Can one find democracy in China? According to a US source in Beijing, the country’s Politburo is more interested in consensus than decrees — on all issues except for Tibet. But, US diplomats allege, most of the country’s top functionaries maintain close ties with various industries. Please read the article at Spiegel Online International here:
Is there any place in dictatorial China where votes are taken and discussions held — rather than orders given and decrees issued? Indeed there is. And it is where one would least expect it: In the heart of Chinese power.
If one is to believe US diplomatic sources in Beijing, “true democracy” prevails in the Politburo of all places, within that little-known group of top apparatchiks consisting of 24 men and one woman.
No one outside China’s ruling cadre knows who at the top of China’s power structure decides what and why. No one knows who thinks what, who is allied with whom and who really has influence. Public debates are rare. But by talking to leading functionaries, experts from the US Embassy in Beijing managed to get a glimpse inside of China’s inner circle.
The newly revealed US embassy dispatches provide surprising details.
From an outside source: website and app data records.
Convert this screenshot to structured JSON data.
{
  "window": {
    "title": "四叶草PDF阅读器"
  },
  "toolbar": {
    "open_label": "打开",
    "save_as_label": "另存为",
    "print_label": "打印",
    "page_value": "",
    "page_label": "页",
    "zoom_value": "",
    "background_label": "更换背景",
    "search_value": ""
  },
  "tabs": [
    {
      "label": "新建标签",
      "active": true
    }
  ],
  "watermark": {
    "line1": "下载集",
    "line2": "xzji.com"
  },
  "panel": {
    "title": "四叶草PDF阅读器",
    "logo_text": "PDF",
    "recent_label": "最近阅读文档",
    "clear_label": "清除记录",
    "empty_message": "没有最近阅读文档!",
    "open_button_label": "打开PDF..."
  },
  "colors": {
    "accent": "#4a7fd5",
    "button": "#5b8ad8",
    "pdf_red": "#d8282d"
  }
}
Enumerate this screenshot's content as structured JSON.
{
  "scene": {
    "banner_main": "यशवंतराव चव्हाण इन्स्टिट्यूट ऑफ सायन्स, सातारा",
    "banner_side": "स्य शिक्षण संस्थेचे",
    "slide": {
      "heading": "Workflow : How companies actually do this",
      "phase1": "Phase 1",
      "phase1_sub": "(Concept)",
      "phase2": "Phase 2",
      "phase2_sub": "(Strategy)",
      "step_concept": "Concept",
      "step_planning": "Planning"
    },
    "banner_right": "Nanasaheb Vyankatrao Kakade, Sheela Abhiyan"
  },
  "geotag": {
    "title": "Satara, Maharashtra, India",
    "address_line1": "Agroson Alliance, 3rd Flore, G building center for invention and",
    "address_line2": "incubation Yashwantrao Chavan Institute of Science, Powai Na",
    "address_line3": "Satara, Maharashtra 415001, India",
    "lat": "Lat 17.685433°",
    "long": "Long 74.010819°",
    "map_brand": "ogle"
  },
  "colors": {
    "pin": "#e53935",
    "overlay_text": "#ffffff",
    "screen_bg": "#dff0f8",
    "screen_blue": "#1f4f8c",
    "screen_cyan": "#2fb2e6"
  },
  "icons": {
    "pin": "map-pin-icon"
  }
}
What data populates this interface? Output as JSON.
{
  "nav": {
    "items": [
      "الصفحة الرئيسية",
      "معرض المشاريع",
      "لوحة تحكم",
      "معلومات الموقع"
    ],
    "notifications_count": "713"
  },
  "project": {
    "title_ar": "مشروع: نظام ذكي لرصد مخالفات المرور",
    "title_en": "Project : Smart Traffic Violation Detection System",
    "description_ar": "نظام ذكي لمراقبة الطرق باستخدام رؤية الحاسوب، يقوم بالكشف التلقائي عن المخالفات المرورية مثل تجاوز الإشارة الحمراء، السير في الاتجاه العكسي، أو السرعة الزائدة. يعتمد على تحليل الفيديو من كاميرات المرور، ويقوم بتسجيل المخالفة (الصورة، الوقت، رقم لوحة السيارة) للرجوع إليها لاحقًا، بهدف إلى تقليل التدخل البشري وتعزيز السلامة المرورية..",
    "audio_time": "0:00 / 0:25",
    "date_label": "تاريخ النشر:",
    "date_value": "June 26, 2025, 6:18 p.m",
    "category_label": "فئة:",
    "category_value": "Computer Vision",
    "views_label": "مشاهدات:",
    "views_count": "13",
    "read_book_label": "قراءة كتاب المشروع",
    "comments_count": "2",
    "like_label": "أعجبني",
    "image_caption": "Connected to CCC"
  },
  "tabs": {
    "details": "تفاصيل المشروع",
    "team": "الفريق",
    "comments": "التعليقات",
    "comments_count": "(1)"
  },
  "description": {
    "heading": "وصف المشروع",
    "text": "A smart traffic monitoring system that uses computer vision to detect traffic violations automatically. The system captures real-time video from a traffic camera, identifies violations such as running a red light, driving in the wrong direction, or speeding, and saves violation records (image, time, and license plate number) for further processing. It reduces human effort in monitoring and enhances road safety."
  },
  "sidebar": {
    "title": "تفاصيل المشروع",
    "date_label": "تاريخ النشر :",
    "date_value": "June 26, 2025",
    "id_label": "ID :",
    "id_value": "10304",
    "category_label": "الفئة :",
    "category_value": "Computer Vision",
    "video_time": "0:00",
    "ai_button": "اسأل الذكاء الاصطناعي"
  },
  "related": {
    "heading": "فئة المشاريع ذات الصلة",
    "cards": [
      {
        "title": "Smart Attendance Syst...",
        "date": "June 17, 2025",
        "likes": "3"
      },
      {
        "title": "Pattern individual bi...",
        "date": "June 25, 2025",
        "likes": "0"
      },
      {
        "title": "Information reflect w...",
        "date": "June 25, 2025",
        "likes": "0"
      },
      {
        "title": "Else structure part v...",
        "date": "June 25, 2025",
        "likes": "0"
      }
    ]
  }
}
Hardly any decisions, no matter how sensitive they might be, are decreed by head of state Hu Jintao or head of government Wen Jiabao. Decisions instead tend to be taken collectively by top Communist party functionaries. When vital policy issues, such as relations with Taiwan or North Korea, are up for decision, all 25 Politburo members are involved. Lesser issues are resolved by the nine-member standing committee.